9:30 AM with a temperature of 75°F, a wind speed of 10 mph with a
partly cloudy sky. The release involves a portable tank
that has a 1” transfer valve knocked off by a forklift.
The PEAC tool can provide guidance with regards to toxic
vapor cloud that is released. If you decide to follow
along as we proceed through these examples, remember to
set the location to Baton Rouge and set the date and
time to the proper values, otherwise you’ll compute
different values. Also it should be understood that the
examples shown below assume that no fire is involved,
otherwise the Methyl Bromide might ignite.
As seen at the top of the data
display screens, there is a yellow icon displayed; this
is the PEAC icon for notifying the user that a
Protective Action Distance can be calculated. Clicking
or tapping on the PAD icon will display a screen as
shown in Figure 6. Following through the screens, we
provide information on the Meteorology, Container Size,
and Type of Release (Source). The following figures
demonstrate how we would work through our scenario to
see what our Protective Action Distance should
It’s Baton Rouge in November
and the temperature about 75°, wind is set for 10
mph, partly cloudy skies and the terrain is
Urban/Forest since it’s an industrial

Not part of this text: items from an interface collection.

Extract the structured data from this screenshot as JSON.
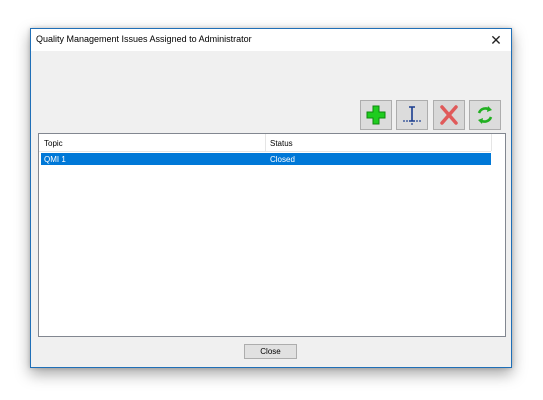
{
  "window": {
    "title": "Quality Management Issues Assigned to Administrator",
    "close_glyph": "✕"
  },
  "toolbar": {
    "buttons": [
      {
        "name": "add-button",
        "icon": "green-plus-icon",
        "color": "#18b818"
      },
      {
        "name": "edit-button",
        "icon": "text-cursor-icon",
        "color": "#1a3d8f"
      },
      {
        "name": "delete-button",
        "icon": "red-x-icon",
        "color": "#d94848"
      },
      {
        "name": "refresh-button",
        "icon": "green-refresh-icon",
        "color": "#22b022"
      }
    ]
  },
  "list": {
    "columns": [
      "Topic",
      "Status"
    ],
    "rows": [
      {
        "topic": "QMI 1",
        "status": "Closed",
        "selected": true
      }
    ],
    "selection_color": "#0078d7"
  },
  "footer": {
    "close_label": "Close"
  }
}
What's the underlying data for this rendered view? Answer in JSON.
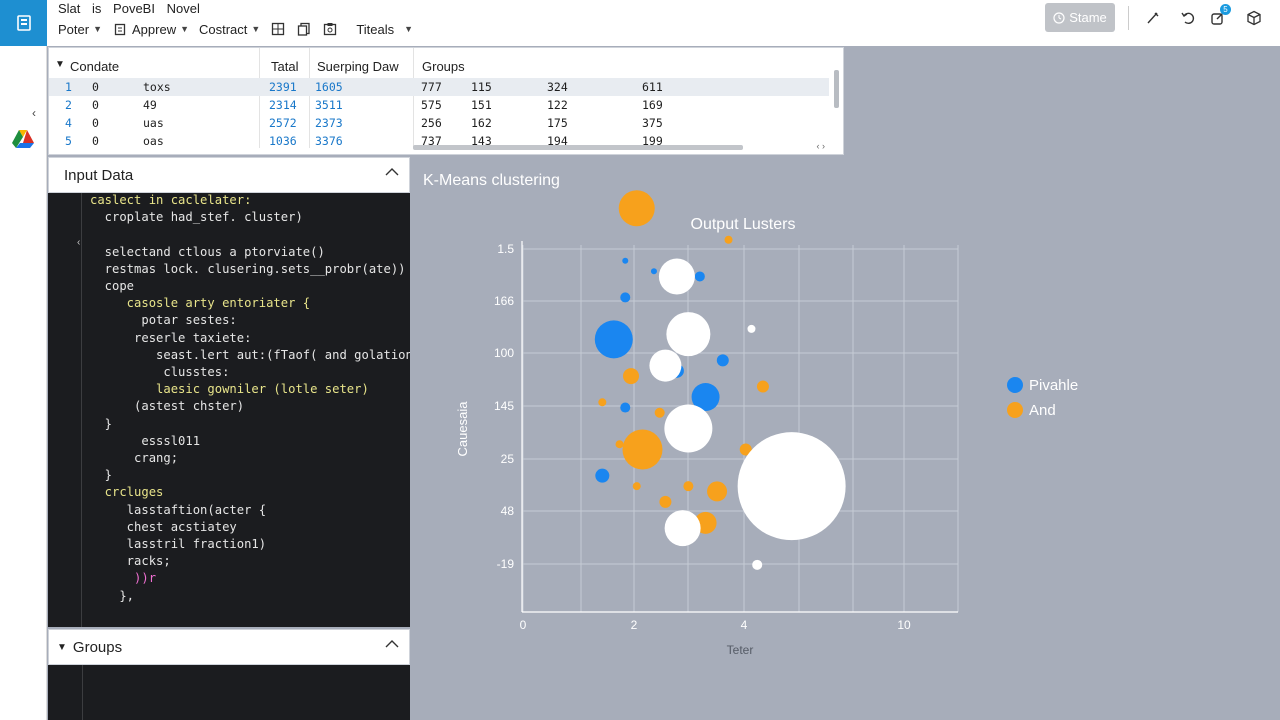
{
  "app": {
    "title_parts": [
      "Slat",
      "is",
      "PoveBI",
      "Novel"
    ],
    "menus": [
      {
        "label": "Poter"
      },
      {
        "label": "Apprew"
      },
      {
        "label": "Costract"
      }
    ],
    "titles_menu": "Titeals",
    "share_label": "Stame",
    "notification_count": "5"
  },
  "table": {
    "headers": [
      "Condate",
      "Tatal",
      "Suerping Daw",
      "Groups"
    ],
    "rows": [
      [
        "1",
        "0",
        "toxs",
        "2391",
        "1605",
        "777",
        "115",
        "324",
        "611"
      ],
      [
        "2",
        "0",
        "49",
        "2314",
        "3511",
        "575",
        "151",
        "122",
        "169"
      ],
      [
        "4",
        "0",
        "uas",
        "2572",
        "2373",
        "256",
        "162",
        "175",
        "375"
      ],
      [
        "5",
        "0",
        "oas",
        "1036",
        "3376",
        "737",
        "143",
        "194",
        "199"
      ]
    ]
  },
  "input_panel": {
    "title": "Input Data",
    "code": [
      {
        "text": "caslect in caclelater:",
        "cls": "kw"
      },
      {
        "text": "  croplate had_stef. cluster)",
        "cls": ""
      },
      {
        "text": "",
        "cls": ""
      },
      {
        "text": "  selectand ctlous a ptorviate()",
        "cls": ""
      },
      {
        "text": "  restmas lock. clusering.sets__probr(ate))",
        "cls": ""
      },
      {
        "text": "  cope",
        "cls": ""
      },
      {
        "text": "     casosle arty entoriater {",
        "cls": "kw"
      },
      {
        "text": "       potar sestes:",
        "cls": ""
      },
      {
        "text": "      reserle taxiete:",
        "cls": ""
      },
      {
        "text": "         seast.lert aut:(fTaof( and golation()",
        "cls": ""
      },
      {
        "text": "          clusstes:",
        "cls": ""
      },
      {
        "text": "         laesic gowniler (lotle seter)",
        "cls": "kw"
      },
      {
        "text": "      (astest chster)",
        "cls": ""
      },
      {
        "text": "  }",
        "cls": ""
      },
      {
        "text": "       esssl011",
        "cls": ""
      },
      {
        "text": "      crang;",
        "cls": ""
      },
      {
        "text": "  }",
        "cls": ""
      },
      {
        "text": "  crcluges",
        "cls": "kw"
      },
      {
        "text": "     lasstaftion(acter {",
        "cls": ""
      },
      {
        "text": "     chest acstiatey",
        "cls": ""
      },
      {
        "text": "     lasstril fraction1)",
        "cls": ""
      },
      {
        "text": "     racks;",
        "cls": ""
      },
      {
        "text": "      ))r",
        "cls": "pk"
      },
      {
        "text": "    },",
        "cls": ""
      }
    ]
  },
  "groups_panel": {
    "title": "Groups"
  },
  "chart_panel": {
    "title": "K-Means clustering"
  },
  "chart_data": {
    "type": "scatter",
    "title": "Output Lusters",
    "xlabel": "Teter",
    "ylabel": "Cauesaia",
    "x_ticks": [
      "0",
      "2",
      "4",
      "10"
    ],
    "y_ticks": [
      "1.5",
      "166",
      "100",
      "145",
      "25",
      "48",
      "-19"
    ],
    "grid": true,
    "legend_position": "right",
    "series": [
      {
        "name": "Pivahle",
        "color": "#1a86f0",
        "points": [
          {
            "x": 1.8,
            "y": 6.7,
            "r": 3
          },
          {
            "x": 2.3,
            "y": 6.5,
            "r": 3
          },
          {
            "x": 1.8,
            "y": 6.0,
            "r": 5
          },
          {
            "x": 3.1,
            "y": 6.4,
            "r": 5
          },
          {
            "x": 1.6,
            "y": 5.2,
            "r": 19
          },
          {
            "x": 2.7,
            "y": 4.6,
            "r": 7
          },
          {
            "x": 3.5,
            "y": 4.8,
            "r": 6
          },
          {
            "x": 3.2,
            "y": 4.1,
            "r": 14
          },
          {
            "x": 1.8,
            "y": 3.9,
            "r": 5
          },
          {
            "x": 1.4,
            "y": 2.6,
            "r": 7
          },
          {
            "x": 3.0,
            "y": 5.0,
            "r": 4
          }
        ]
      },
      {
        "name": "And",
        "color": "#f7a11c",
        "points": [
          {
            "x": 2.0,
            "y": 7.7,
            "r": 18
          },
          {
            "x": 3.6,
            "y": 7.1,
            "r": 4
          },
          {
            "x": 1.9,
            "y": 4.5,
            "r": 8
          },
          {
            "x": 2.4,
            "y": 3.8,
            "r": 5
          },
          {
            "x": 4.2,
            "y": 4.3,
            "r": 6
          },
          {
            "x": 1.7,
            "y": 3.2,
            "r": 4
          },
          {
            "x": 2.1,
            "y": 3.1,
            "r": 20
          },
          {
            "x": 3.9,
            "y": 3.1,
            "r": 6
          },
          {
            "x": 3.4,
            "y": 2.3,
            "r": 10
          },
          {
            "x": 2.9,
            "y": 2.4,
            "r": 5
          },
          {
            "x": 2.0,
            "y": 2.4,
            "r": 4
          },
          {
            "x": 2.5,
            "y": 2.1,
            "r": 6
          },
          {
            "x": 3.2,
            "y": 1.7,
            "r": 11
          },
          {
            "x": 1.4,
            "y": 4.0,
            "r": 4
          }
        ]
      },
      {
        "name": "",
        "color": "#ffffff",
        "points": [
          {
            "x": 2.7,
            "y": 6.4,
            "r": 18
          },
          {
            "x": 2.9,
            "y": 5.3,
            "r": 22
          },
          {
            "x": 2.5,
            "y": 4.7,
            "r": 16
          },
          {
            "x": 2.9,
            "y": 3.5,
            "r": 24
          },
          {
            "x": 4.7,
            "y": 2.4,
            "r": 54
          },
          {
            "x": 2.8,
            "y": 1.6,
            "r": 18
          },
          {
            "x": 4.0,
            "y": 5.4,
            "r": 4
          },
          {
            "x": 4.1,
            "y": 0.9,
            "r": 5
          }
        ]
      }
    ]
  }
}
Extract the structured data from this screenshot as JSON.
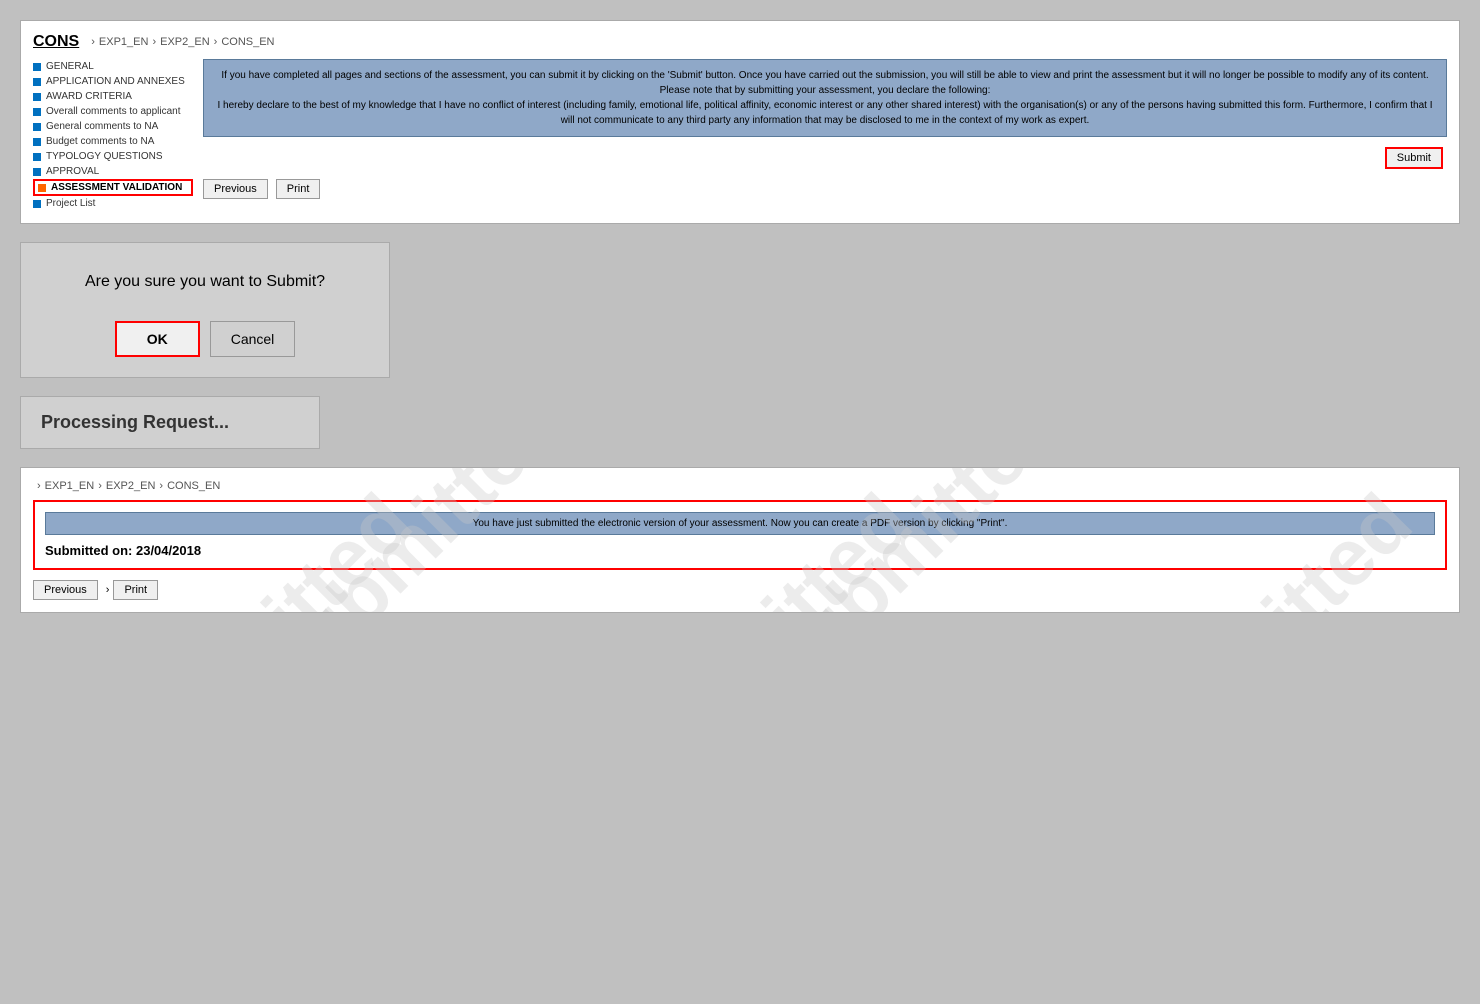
{
  "app": {
    "title": "CONS"
  },
  "breadcrumb": {
    "logo": "CONS",
    "items": [
      "EXP1_EN",
      "EXP2_EN",
      "CONS_EN"
    ]
  },
  "sidebar": {
    "items": [
      {
        "label": "GENERAL",
        "color": "blue",
        "active": false
      },
      {
        "label": "APPLICATION AND ANNEXES",
        "color": "blue",
        "active": false
      },
      {
        "label": "AWARD CRITERIA",
        "color": "blue",
        "active": false
      },
      {
        "label": "Overall comments to applicant",
        "color": "blue",
        "active": false
      },
      {
        "label": "General comments to NA",
        "color": "blue",
        "active": false
      },
      {
        "label": "Budget comments to NA",
        "color": "blue",
        "active": false
      },
      {
        "label": "TYPOLOGY QUESTIONS",
        "color": "blue",
        "active": false
      },
      {
        "label": "APPROVAL",
        "color": "blue",
        "active": false
      },
      {
        "label": "ASSESSMENT VALIDATION",
        "color": "orange",
        "active": true
      },
      {
        "label": "Project List",
        "color": "blue",
        "active": false
      }
    ]
  },
  "info_box": {
    "text": "If you have completed all pages and sections of the assessment, you can submit it by clicking on the 'Submit' button. Once you have carried out the submission, you will still be able to view and print the assessment but it will no longer be possible to modify any of its content.\nPlease note that by submitting your assessment, you declare the following:\nI hereby declare to the best of my knowledge that I have no conflict of interest (including family, emotional life, political affinity, economic interest or any other shared interest) with the organisation(s) or any of the persons having submitted this form. Furthermore, I confirm that I will not communicate to any third party any information that may be disclosed to me in the context of my work as expert."
  },
  "buttons": {
    "submit": "Submit",
    "previous": "Previous",
    "print": "Print",
    "ok": "OK",
    "cancel": "Cancel"
  },
  "dialog": {
    "title": "Are you sure you want to Submit?"
  },
  "processing": {
    "text": "Processing Request..."
  },
  "submitted": {
    "message": "You have just submitted the electronic version of your assessment. Now you can create a PDF version by clicking \"Print\".",
    "submitted_on_label": "Submitted on: 23/04/2018",
    "watermark": "submitted"
  }
}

We have selected from our list
of container sizes the Portable Tank
selection; this gives some quick dimensions
that should get us close to the right size.
We have selected a Hole or
Pipe Release for the type of release with a
1” Hole Diameter.
Figure 6 – Calculating a PAD using the
PEAC‑WMD System for November 11th
By pressing the right arrow at the
top of the screen, the PEAC system will display a screen
as shown in Figure 7. This calculates a PAD
(Protective Action Distance) based on the default
Level of Concern the IDLH of 250 ppm. This
evacuation or standoff distance is based on the toxicity
of Methyl Bromide.
Figure 7 – Default PAD for Methyl
Bromide using the IDLH of 250 ppm
If we felt that the IDLH was not a
conservative enough concentration to provide adequate
protection to the public, we can quickly compute another
PAD using another Level of Concern concentration. For
instance, we could select the ERPG-2 value from the
pop-up list as shown in Figure 8. The results of the new
calculations are shown in Figure 9.
Figure 8 – Selecting another Level
of Concern from the pop-up list
Figure 9 – The PAD calculated
based on the ERPG-2 LOC of 50 ppm.
Substantial portions of this
discussion were adapted from the Agency for Toxic
Substances and Disease Registry (ATSDR) Web site for
Medical Management Guidelines at: http://www.atsdr.cdc.gov/.